Required work: The expected answer is a copy of every line in the listing that has the word "Will".

-*-*-

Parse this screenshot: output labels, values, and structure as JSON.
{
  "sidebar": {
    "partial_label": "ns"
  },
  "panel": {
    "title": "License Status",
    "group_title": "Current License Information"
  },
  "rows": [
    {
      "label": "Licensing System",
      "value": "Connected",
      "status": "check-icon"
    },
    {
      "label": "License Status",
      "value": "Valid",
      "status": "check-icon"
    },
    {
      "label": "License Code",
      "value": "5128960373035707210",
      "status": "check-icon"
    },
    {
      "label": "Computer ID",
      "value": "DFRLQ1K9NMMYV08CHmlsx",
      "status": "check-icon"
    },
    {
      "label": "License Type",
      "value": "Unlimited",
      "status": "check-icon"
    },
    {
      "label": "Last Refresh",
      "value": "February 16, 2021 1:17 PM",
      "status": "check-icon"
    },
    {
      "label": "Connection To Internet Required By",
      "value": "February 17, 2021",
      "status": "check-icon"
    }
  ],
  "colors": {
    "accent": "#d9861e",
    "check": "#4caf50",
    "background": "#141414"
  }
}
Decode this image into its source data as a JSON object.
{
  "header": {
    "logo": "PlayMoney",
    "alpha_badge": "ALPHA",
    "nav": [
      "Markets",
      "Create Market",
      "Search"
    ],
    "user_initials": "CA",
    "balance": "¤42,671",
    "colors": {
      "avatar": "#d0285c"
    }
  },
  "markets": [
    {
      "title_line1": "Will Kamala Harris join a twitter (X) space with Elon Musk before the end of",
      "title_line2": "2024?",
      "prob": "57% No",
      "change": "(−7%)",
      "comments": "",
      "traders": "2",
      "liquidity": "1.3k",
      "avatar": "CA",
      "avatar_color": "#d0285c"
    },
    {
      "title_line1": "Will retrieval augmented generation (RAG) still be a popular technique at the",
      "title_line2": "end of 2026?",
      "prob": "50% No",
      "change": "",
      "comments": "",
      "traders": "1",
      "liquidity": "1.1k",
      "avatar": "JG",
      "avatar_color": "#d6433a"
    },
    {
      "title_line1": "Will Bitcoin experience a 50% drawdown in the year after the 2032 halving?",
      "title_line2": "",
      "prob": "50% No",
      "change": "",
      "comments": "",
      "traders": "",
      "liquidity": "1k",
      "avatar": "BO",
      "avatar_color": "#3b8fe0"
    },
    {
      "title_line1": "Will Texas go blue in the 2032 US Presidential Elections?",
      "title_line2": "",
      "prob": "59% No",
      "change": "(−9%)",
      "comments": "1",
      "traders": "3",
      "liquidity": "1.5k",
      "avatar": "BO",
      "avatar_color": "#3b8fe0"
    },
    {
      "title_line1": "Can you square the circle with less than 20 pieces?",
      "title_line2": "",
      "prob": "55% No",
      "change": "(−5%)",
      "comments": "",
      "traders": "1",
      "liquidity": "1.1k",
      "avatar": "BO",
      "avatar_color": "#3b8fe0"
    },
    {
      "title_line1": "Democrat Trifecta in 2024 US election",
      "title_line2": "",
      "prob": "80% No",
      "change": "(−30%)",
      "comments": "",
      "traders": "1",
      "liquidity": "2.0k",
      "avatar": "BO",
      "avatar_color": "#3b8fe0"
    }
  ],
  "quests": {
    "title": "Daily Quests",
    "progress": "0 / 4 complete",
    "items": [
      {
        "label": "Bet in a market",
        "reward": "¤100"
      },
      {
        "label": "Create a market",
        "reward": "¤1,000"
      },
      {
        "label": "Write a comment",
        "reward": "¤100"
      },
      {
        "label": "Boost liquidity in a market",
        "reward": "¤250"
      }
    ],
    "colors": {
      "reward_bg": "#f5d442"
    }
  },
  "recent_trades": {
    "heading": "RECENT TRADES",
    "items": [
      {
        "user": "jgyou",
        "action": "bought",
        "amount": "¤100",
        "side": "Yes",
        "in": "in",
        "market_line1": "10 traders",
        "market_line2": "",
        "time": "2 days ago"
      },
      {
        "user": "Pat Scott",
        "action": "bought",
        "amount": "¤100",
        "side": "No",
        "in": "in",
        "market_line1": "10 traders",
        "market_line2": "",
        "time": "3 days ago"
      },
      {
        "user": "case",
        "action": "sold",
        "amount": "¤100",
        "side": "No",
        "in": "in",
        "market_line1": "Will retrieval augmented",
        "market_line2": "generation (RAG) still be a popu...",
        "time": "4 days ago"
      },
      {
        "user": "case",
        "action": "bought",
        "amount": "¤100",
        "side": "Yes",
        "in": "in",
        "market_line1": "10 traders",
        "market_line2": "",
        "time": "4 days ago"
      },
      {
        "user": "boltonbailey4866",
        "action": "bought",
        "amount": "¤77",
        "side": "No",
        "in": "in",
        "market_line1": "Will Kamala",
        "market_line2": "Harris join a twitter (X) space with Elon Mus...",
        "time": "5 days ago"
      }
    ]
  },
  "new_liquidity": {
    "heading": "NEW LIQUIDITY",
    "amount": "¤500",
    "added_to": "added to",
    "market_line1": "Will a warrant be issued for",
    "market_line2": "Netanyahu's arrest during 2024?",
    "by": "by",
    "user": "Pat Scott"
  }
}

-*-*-

Result of the exercise:
      "title_line1": "Will Kamala Harris join a twitter (X) space with Elon Musk before the end of",
      "title_line1": "Will retrieval augmented generation (RAG) still be a popular technique at the",
      "title_line1": "Will Bitcoin experience a 50% drawdown in the year after the 2032 halving?",
      "title_line1": "Will Texas go blue in the 2032 US Presidential Elections?",
        "market_line1": "Will retrieval augmented",
        "market_line1": "Will Kamala",
    "market_line1": "Will a warrant be issued for",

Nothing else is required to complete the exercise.